“Take us to London,” George Rowe and his friend Russell Bechard told cabby John Jolly in Windsor, Ontario. “We haven’t any money on us now but we can pay you when we get there.” London, it should be explained, was London, Ontario.

Rowe and Bechard were making the trip because they wanted to sell guns they had stolen from a friend’s house.

Unable to find the right street, Mr. Jolly stopped at a petrol station, refusing to go farther without payment.

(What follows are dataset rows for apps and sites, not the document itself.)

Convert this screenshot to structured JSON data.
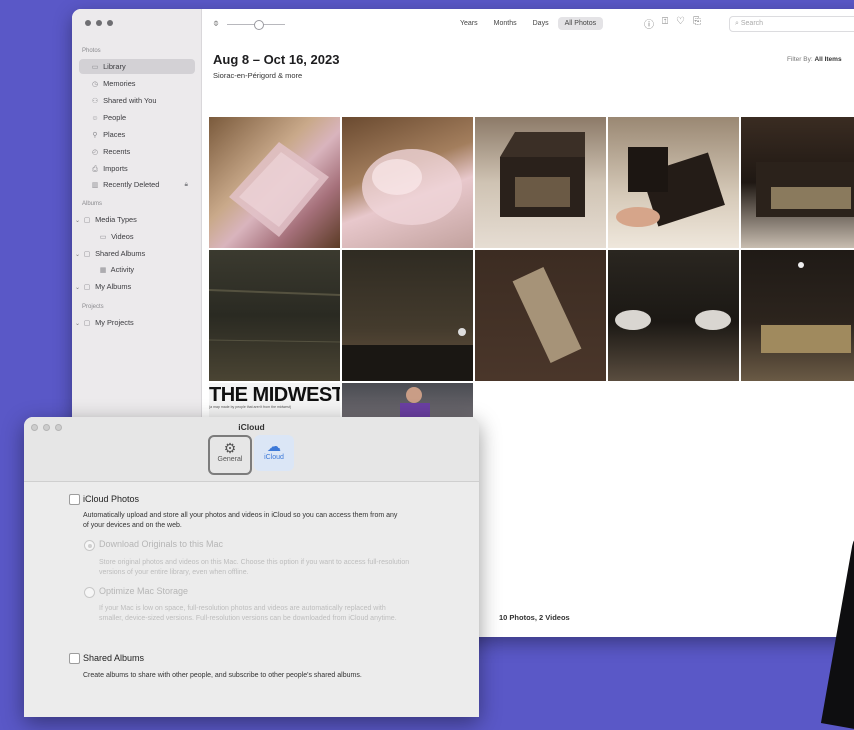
{
  "photos": {
    "sidebar": {
      "sections": {
        "photos": "Photos",
        "albums": "Albums",
        "projects": "Projects"
      },
      "items": [
        {
          "label": "Library",
          "icon": "library-icon",
          "glyph": "▭"
        },
        {
          "label": "Memories",
          "icon": "memories-icon",
          "glyph": "◷"
        },
        {
          "label": "Shared with You",
          "icon": "shared-with-you-icon",
          "glyph": "⚇"
        },
        {
          "label": "People",
          "icon": "people-icon",
          "glyph": "☺"
        },
        {
          "label": "Places",
          "icon": "places-icon",
          "glyph": "⚲"
        },
        {
          "label": "Recents",
          "icon": "recents-icon",
          "glyph": "◴"
        },
        {
          "label": "Imports",
          "icon": "imports-icon",
          "glyph": "⎙"
        },
        {
          "label": "Recently Deleted",
          "icon": "trash-icon",
          "glyph": "▥"
        }
      ],
      "albums": [
        {
          "label": "Media Types",
          "icon": "folder-icon",
          "glyph": "▢"
        },
        {
          "label": "Videos",
          "icon": "videos-icon",
          "glyph": "▭"
        },
        {
          "label": "Shared Albums",
          "icon": "shared-albums-icon",
          "glyph": "▢"
        },
        {
          "label": "Activity",
          "icon": "activity-icon",
          "glyph": "▦"
        },
        {
          "label": "My Albums",
          "icon": "folder-icon",
          "glyph": "▢"
        }
      ],
      "projects": [
        {
          "label": "My Projects",
          "icon": "folder-icon",
          "glyph": "▢"
        }
      ]
    },
    "toolbar": {
      "views": [
        "Years",
        "Months",
        "Days",
        "All Photos"
      ],
      "active_view": "All Photos",
      "search_placeholder": "Search"
    },
    "header": {
      "date_range": "Aug 8 – Oct 16, 2023",
      "location": "Siorac-en-Périgord & more",
      "filter_label": "Filter By:",
      "filter_value": "All Items"
    },
    "photo_subjects": [
      "Box wrapped in pink bubble wrap",
      "Pink bubble wrap unwrapped",
      "Open wooden music box",
      "Hands holding music box lid",
      "Music box mechanism inside",
      "Dark wood lid close-up",
      "Music box side with keyhole",
      "Old paper label on wood",
      "Ornate keyhole escutcheons",
      "Music box cylinder close-up",
      "The Midwest poster",
      "Man in purple shirt"
    ],
    "poster": {
      "headline": "THE MIDWEST:",
      "caption": "(a map made by people that aren't from the midwest)"
    },
    "count": "10 Photos, 2 Videos"
  },
  "icloud": {
    "title": "iCloud",
    "tabs": [
      {
        "label": "General",
        "icon": "gear-icon"
      },
      {
        "label": "iCloud",
        "icon": "cloud-icon"
      }
    ],
    "icloud_photos": {
      "label": "iCloud Photos",
      "description": "Automatically upload and store all your photos and videos in iCloud so you can access them from any of your devices and on the web."
    },
    "download_originals": {
      "label": "Download Originals to this Mac",
      "description": "Store original photos and videos on this Mac. Choose this option if you want to access full-resolution versions of your entire library, even when offline."
    },
    "optimize_storage": {
      "label": "Optimize Mac Storage",
      "description": "If your Mac is low on space, full-resolution photos and videos are automatically replaced with smaller, device-sized versions. Full-resolution versions can be downloaded from iCloud anytime."
    },
    "shared_albums": {
      "label": "Shared Albums",
      "description": "Create albums to share with other people, and subscribe to other people's shared albums."
    }
  }
}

When the two passengers became ugly the cabby picked up a phone and shouted, “Get me the police!”

George Rowe pulled out a Colt revolver and ordered everyone in the petrol station to leave the building by the rear door. “I wasn’t holding them up or intending to rob them,” he said later. “I didn’t intend to shoot anyone.”

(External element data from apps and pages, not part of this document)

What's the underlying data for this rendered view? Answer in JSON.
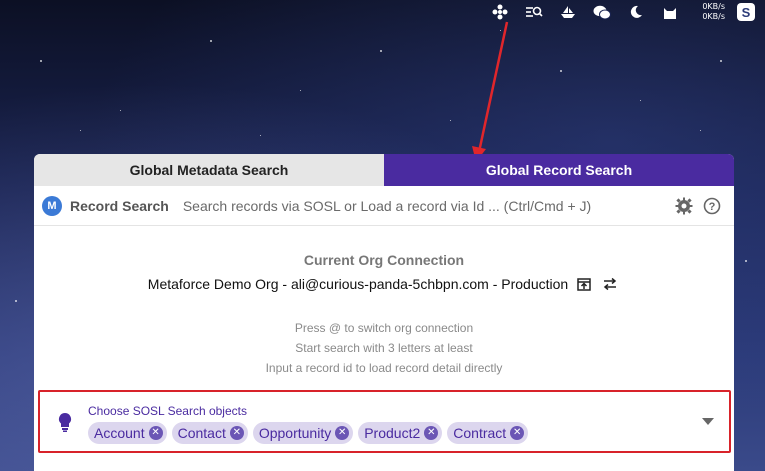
{
  "menubar": {
    "icons": [
      "pinwheel-icon",
      "record-search-icon",
      "boat-icon",
      "wechat-icon",
      "moon-icon",
      "cat-icon"
    ],
    "net_up": "0KB/s",
    "net_down": "0KB/s",
    "app_letter": "S"
  },
  "tabs": {
    "metadata": "Global Metadata Search",
    "record": "Global Record Search"
  },
  "search": {
    "logo_letter": "M",
    "label": "Record Search",
    "placeholder": "Search records via SOSL or Load a record via Id ... (Ctrl/Cmd + J)"
  },
  "org": {
    "title": "Current Org Connection",
    "connection": "Metaforce Demo Org - ali@curious-panda-5chbpn.com - Production"
  },
  "hints": [
    "Press @ to switch org connection",
    "Start search with 3 letters at least",
    "Input a record id to load record detail directly"
  ],
  "sosl": {
    "label": "Choose SOSL Search objects",
    "objects": [
      "Account",
      "Contact",
      "Opportunity",
      "Product2",
      "Contract"
    ]
  },
  "colors": {
    "accent": "#4a2ba0",
    "highlight": "#d8232a",
    "arrow": "#e0262b"
  }
}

There are various accounts of what happened next. Rowe claimed he slipped on some grease. The only certain thing is that his gun went off.

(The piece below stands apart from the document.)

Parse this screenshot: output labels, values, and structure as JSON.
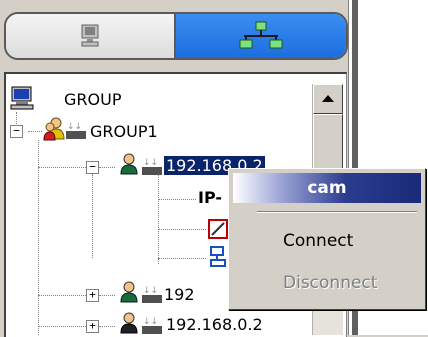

The .38 bullet ripped through the door of a nearby garage and struck Clare Galbraith, 20, who was working on his car unaware of what was happening. He died in hospital. Rowe and Bechard fled from the scene.

They were caught four days later, on November 24th, 1950. Despite Rowe’s claim that he didn’t know the gun was loaded and that it had discharged accidentally, he was found guilty of murder and sentenced to hang. Bechard was found not guilty.

“My lord, I’ve been given a fair trial,” said a resigned Rowe. “I didn’t intend to rob that gas station or shoot anyone. I slipped on the grease and the gun went off.” He was hanged on Tuesday, June 5th, 1951, in London Prison.